Also reaching preliminary thresholds for the 2020 ballot is a measure to raise the state’s minimum wage to $10 an hour on Sept. 30, 2021 and by an additional $1 each year until it hits $15 an hour on Sept. 30, 2026.

Led, and primarily financed, by Orlando attorney John Morgan and his law firm – who led the 2016 petition drive that resulted in the constitutional amendment that legalized medical marijuana – the Florida For A Fair Wage political action group passed the signature threshold in March and received its Supreme Court review in April.

As of May 31, it had garnered 225,832 signatures. As of April 30, it had received $1.454 million in campaign contributions.

The other is a prospective “energy choice” ballot measure that would grant customers of investor-owned utilities the right to choose their electricity provider and to generate and sell electricity.

Sponsored by Citizens for Energy Choices, the measure secured the necessary signatures for a Supreme Court review in January.

However, on March 1, Florida Attorney General Ashley Moody petitioned the Supreme Court to determine if the proposed measure’s summary is misleading and if it complies with the state's single-subject rule. No ruling has been issued.

As of May 31, Citizens for Energy Choices had garnered 289,835 signatures. As of May 28, it had received $2.275 million in cash contributions and $120,779 in in-kind contributions.

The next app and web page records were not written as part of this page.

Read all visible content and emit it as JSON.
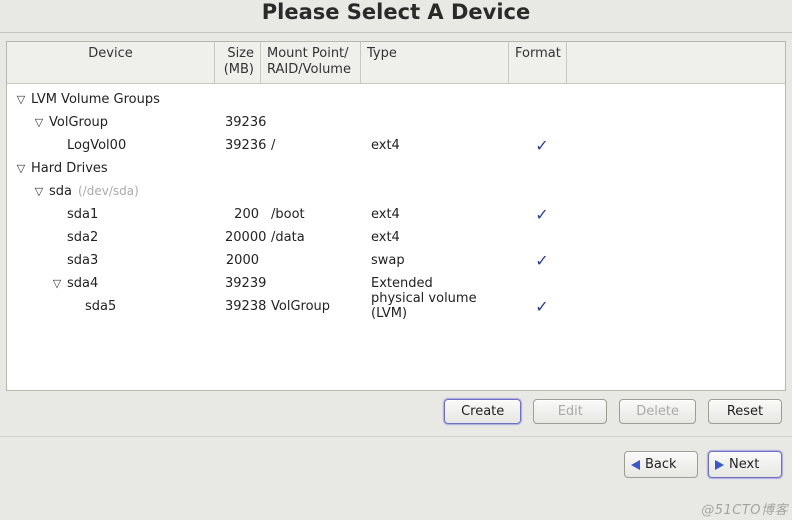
{
  "title": "Please Select A Device",
  "columns": {
    "device": "Device",
    "size": "Size\n(MB)",
    "mount": "Mount Point/\nRAID/Volume",
    "type": "Type",
    "format": "Format"
  },
  "rows": [
    {
      "indent": 0,
      "expander": true,
      "label": "LVM Volume Groups",
      "size": "",
      "mount": "",
      "type": "",
      "format": false
    },
    {
      "indent": 1,
      "expander": true,
      "label": "VolGroup",
      "size": "39236",
      "mount": "",
      "type": "",
      "format": false
    },
    {
      "indent": 2,
      "expander": false,
      "label": "LogVol00",
      "size": "39236",
      "mount": "/",
      "type": "ext4",
      "format": true
    },
    {
      "indent": 0,
      "expander": true,
      "label": "Hard Drives",
      "size": "",
      "mount": "",
      "type": "",
      "format": false
    },
    {
      "indent": 1,
      "expander": true,
      "label": "sda",
      "devpath": "(/dev/sda)",
      "size": "",
      "mount": "",
      "type": "",
      "format": false
    },
    {
      "indent": 2,
      "expander": false,
      "label": "sda1",
      "size": "200",
      "mount": "/boot",
      "type": "ext4",
      "format": true
    },
    {
      "indent": 2,
      "expander": false,
      "label": "sda2",
      "size": "20000",
      "mount": "/data",
      "type": "ext4",
      "format": false
    },
    {
      "indent": 2,
      "expander": false,
      "label": "sda3",
      "size": "2000",
      "mount": "",
      "type": "swap",
      "format": true
    },
    {
      "indent": 2,
      "expander": true,
      "label": "sda4",
      "size": "39239",
      "mount": "",
      "type": "Extended",
      "format": false
    },
    {
      "indent": 3,
      "expander": false,
      "label": "sda5",
      "size": "39238",
      "mount": "VolGroup",
      "type": "physical volume (LVM)",
      "format": true
    }
  ],
  "buttons": {
    "create": "Create",
    "edit": "Edit",
    "delete": "Delete",
    "reset": "Reset",
    "back": "Back",
    "next": "Next"
  },
  "watermark": "@51CTO博客"
}
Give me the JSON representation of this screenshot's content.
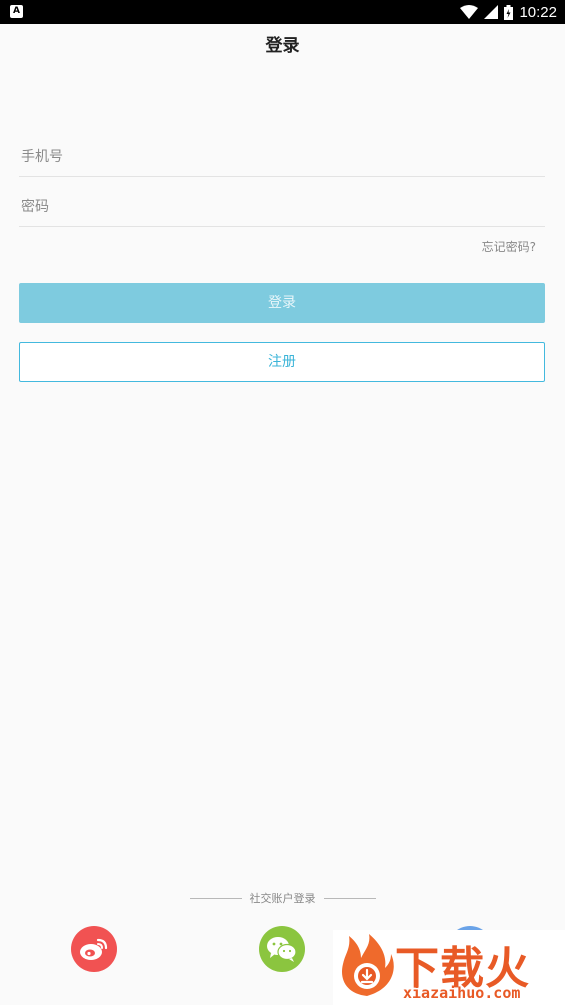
{
  "status_bar": {
    "app_badge": "A",
    "time": "10:22"
  },
  "header": {
    "title": "登录"
  },
  "form": {
    "phone_placeholder": "手机号",
    "password_placeholder": "密码",
    "forgot_label": "忘记密码?"
  },
  "buttons": {
    "login_label": "登录",
    "register_label": "注册"
  },
  "social": {
    "title": "社交账户登录",
    "providers": [
      "weibo-icon",
      "wechat-icon",
      "qq-icon"
    ]
  },
  "watermark": {
    "brand": "下载火",
    "url": "xiazaihuo.com"
  },
  "colors": {
    "login_button": "#7ecbdf",
    "register_border": "#43b9de",
    "weibo": "#f15252",
    "wechat": "#8bc53f",
    "qq": "#6aa3e8",
    "watermark": "#e85a26"
  }
}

There are 20 petition drives qualified by the Division of Elections to collect signatures for prospective 2020 ballot measures. At least three more may soon qualify for Supreme Court review.

Florida Citizen Voters, which seeks to change the state Constitution from “every” qualified citizen can vote to “only” a qualified citizen can vote, has secured 75,413 signatures.

Sensible Florida, Inc., has collected 64,573 signatures in its attempt to get a recreational marijuana legalization ballot measure before voters in 2020.

Ban Assault Weapons Now’s drive to get a measure banning “assault weapons” on the ballot has collected 60,838 signatures.